Many companies, especially large ones, have communication problems. People get comfortable in their silos and don’t talk as much as they should. When you outsource a development project, communications can be even worse, but they can also be better. Why is that? The internal communication between the folks at DeviceLab is really great, probably better than in most of our clients, and unlike your internal team members, our folks deal with outside contacts every day. We’re also accountable for communications in a way that often exceeds the accountability of our clients’ employees. What this means is that we can be trusted to hold up our end of important knowledge flows. Our tip is to expect great communication about the project and insist on it from start to finish.
Points of Contact:
In the same area of communications is the designation of points of contact in a program. Both the client and DeviceLab must make it clear who is the point of contact for each topic or area. We insist that all communications to DeviceLab be copied to the project manager, but we also designate specific points of contact in-house who have assumed responsibility for portions of the design like electronics or ID. To the extent that client employees are also working on the project, it’s important to designate specific ones as points of contact, empower them, and assign responsibility for liaison with the design firm resources. Our tip is to make sure you know who is responsible for each aspect of the project, both in-house and at the design firm.

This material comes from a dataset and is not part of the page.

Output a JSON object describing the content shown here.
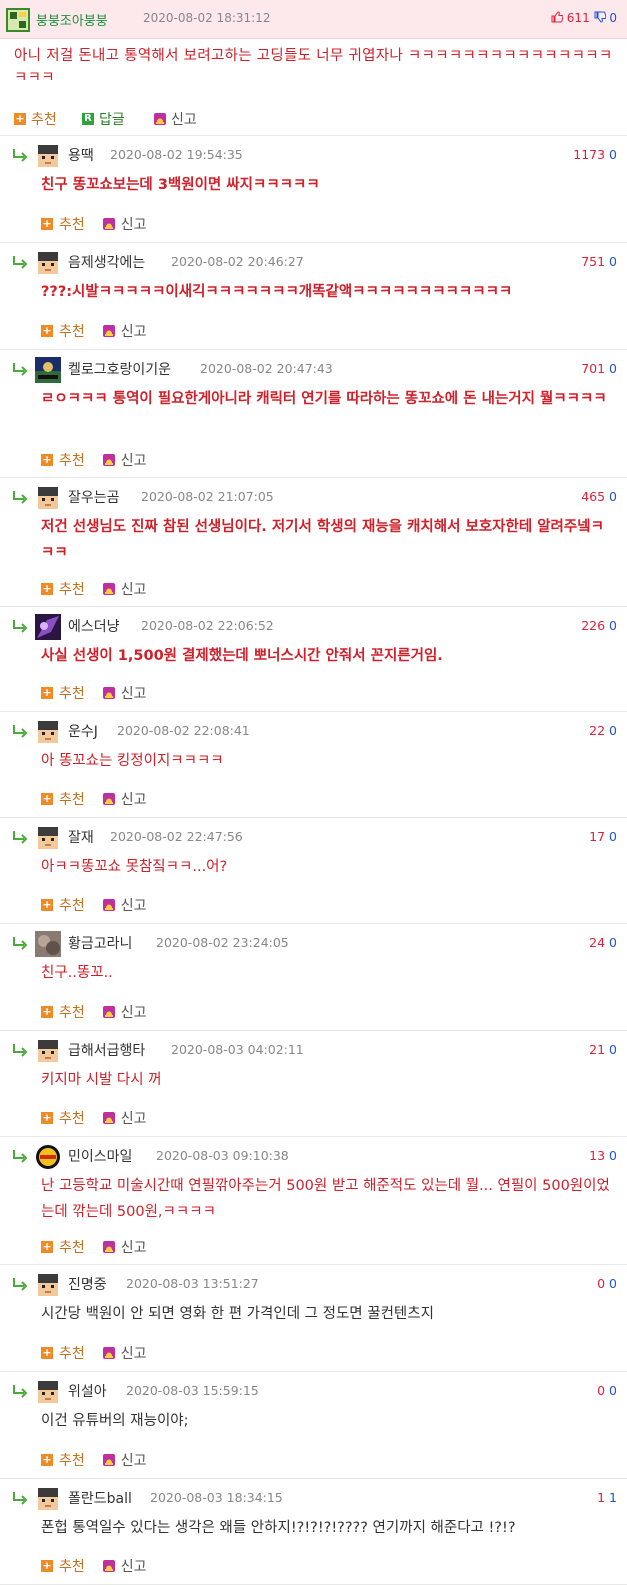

Every project establishes expectations when started, and nobody wants to wait for the end to know whether those expectations will be met. This impatience expresses itself as a desire for information that purports to measure progress so that the measurement can be compared to the expectation. While it’s true that “% of task effort completed” and “% of task budget spent” can be compared to measured progress, it’s important to remember that the budget is a number you estimated before you began and the % completed is an estimate from a worker still working the incomplete task. It’s dangerous to fall into the trap that the plan is infallible in predicting effort and browbeat individuals because unknown things changed our predictions of reality. Our tip is to use progress tracking at a coarse level – ignore individual tasks and focus on phases to manage budgets and schedules.
You have to have a Design Plan in any medical device project. You may already have created one – if so, that’s great. You may also have a plan for the development project, including things that don’t bear mention in the Design Plan. In fact, most clients walk in with one or both of these plans at some level. So, we see a lot of plans for medical device development,and have written many ourselves. What we’ve learned is that planning new product development is different from planning more predictable activities like putting up a new commercial building. There is far more uncertainty, including the “unknown unknowns,” which are impossible to plan for. Fortunately, reducing this uncertainty is a prime objective of development, so as a project moves forward our view of the future improves. Our tip is to plan the distant future in broad terms and the near future in specific terms, then refine the plan as you progress through the phases.
DeviceLab gets a lot of repeat business because we’re good at being an outsourced team. To get the best out of us (or any other design firm), follow these tips and you’ll have much smoother sailing. See the Process page on our website for more information on how we do things.